* To do *
Repeat the whole listing. Keep it exact.

----

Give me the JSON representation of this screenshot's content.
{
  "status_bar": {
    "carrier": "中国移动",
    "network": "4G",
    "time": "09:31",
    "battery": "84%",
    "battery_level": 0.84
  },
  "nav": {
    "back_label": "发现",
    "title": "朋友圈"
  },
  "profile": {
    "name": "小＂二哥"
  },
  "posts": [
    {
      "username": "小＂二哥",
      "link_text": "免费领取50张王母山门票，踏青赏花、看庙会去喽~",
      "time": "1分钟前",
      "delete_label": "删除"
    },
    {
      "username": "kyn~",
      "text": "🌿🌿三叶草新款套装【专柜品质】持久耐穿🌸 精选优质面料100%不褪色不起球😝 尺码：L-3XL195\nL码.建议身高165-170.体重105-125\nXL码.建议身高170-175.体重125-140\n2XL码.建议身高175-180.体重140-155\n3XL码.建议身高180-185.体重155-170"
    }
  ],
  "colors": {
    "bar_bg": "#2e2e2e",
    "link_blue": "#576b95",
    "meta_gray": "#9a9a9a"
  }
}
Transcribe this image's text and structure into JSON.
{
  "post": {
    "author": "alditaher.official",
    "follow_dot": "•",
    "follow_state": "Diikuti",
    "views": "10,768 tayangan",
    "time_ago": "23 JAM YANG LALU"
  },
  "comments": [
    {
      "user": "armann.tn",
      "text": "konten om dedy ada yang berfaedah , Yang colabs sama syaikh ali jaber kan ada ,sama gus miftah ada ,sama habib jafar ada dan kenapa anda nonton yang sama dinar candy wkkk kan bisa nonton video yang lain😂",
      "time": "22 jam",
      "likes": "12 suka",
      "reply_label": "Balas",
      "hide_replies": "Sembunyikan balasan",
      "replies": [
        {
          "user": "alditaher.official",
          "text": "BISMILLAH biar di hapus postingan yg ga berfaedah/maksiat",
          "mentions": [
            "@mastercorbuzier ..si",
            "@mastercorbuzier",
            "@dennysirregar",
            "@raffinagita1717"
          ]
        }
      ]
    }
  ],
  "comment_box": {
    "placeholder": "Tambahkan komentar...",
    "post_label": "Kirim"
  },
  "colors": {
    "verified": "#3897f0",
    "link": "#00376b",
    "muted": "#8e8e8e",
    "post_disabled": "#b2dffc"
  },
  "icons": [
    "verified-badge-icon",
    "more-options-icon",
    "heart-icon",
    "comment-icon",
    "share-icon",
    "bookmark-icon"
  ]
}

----

* Exercise output *
Give me the JSON representation of this screenshot's content.
{
  "status_bar": {
    "carrier": "中国移动",
    "network": "4G",
    "time": "09:31",
    "battery": "84%",
    "battery_level": 0.84
  },
  "nav": {
    "back_label": "发现",
    "title": "朋友圈"
  },
  "profile": {
    "name": "小＂二哥"
  },
  "posts": [
    {
      "username": "小＂二哥",
      "link_text": "免费领取50张王母山门票，踏青赏花、看庙会去喽~",
      "time": "1分钟前",
      "delete_label": "删除"
    },
    {
      "username": "kyn~",
      "text": "🌿🌿三叶草新款套装【专柜品质】持久耐穿🌸 精选优质面料100%不褪色不起球😝 尺码：L-3XL195\nL码.建议身高165-170.体重105-125\nXL码.建议身高170-175.体重125-140\n2XL码.建议身高175-180.体重140-155\n3XL码.建议身高180-185.体重155-170"
    }
  ],
  "colors": {
    "bar_bg": "#2e2e2e",
    "link_blue": "#576b95",
    "meta_gray": "#9a9a9a"
  }
}
Transcribe this image's text and structure into JSON.
{
  "post": {
    "author": "alditaher.official",
    "follow_dot": "•",
    "follow_state": "Diikuti",
    "views": "10,768 tayangan",
    "time_ago": "23 JAM YANG LALU"
  },
  "comments": [
    {
      "user": "armann.tn",
      "text": "konten om dedy ada yang berfaedah , Yang colabs sama syaikh ali jaber kan ada ,sama gus miftah ada ,sama habib jafar ada dan kenapa anda nonton yang sama dinar candy wkkk kan bisa nonton video yang lain😂",
      "time": "22 jam",
      "likes": "12 suka",
      "reply_label": "Balas",
      "hide_replies": "Sembunyikan balasan",
      "replies": [
        {
          "user": "alditaher.official",
          "text": "BISMILLAH biar di hapus postingan yg ga berfaedah/maksiat",
          "mentions": [
            "@mastercorbuzier ..si",
            "@mastercorbuzier",
            "@dennysirregar",
            "@raffinagita1717"
          ]
        }
      ]
    }
  ],
  "comment_box": {
    "placeholder": "Tambahkan komentar...",
    "post_label": "Kirim"
  },
  "colors": {
    "verified": "#3897f0",
    "link": "#00376b",
    "muted": "#8e8e8e",
    "post_disabled": "#b2dffc"
  },
  "icons": [
    "verified-badge-icon",
    "more-options-icon",
    "heart-icon",
    "comment-icon",
    "share-icon",
    "bookmark-icon"
  ]
}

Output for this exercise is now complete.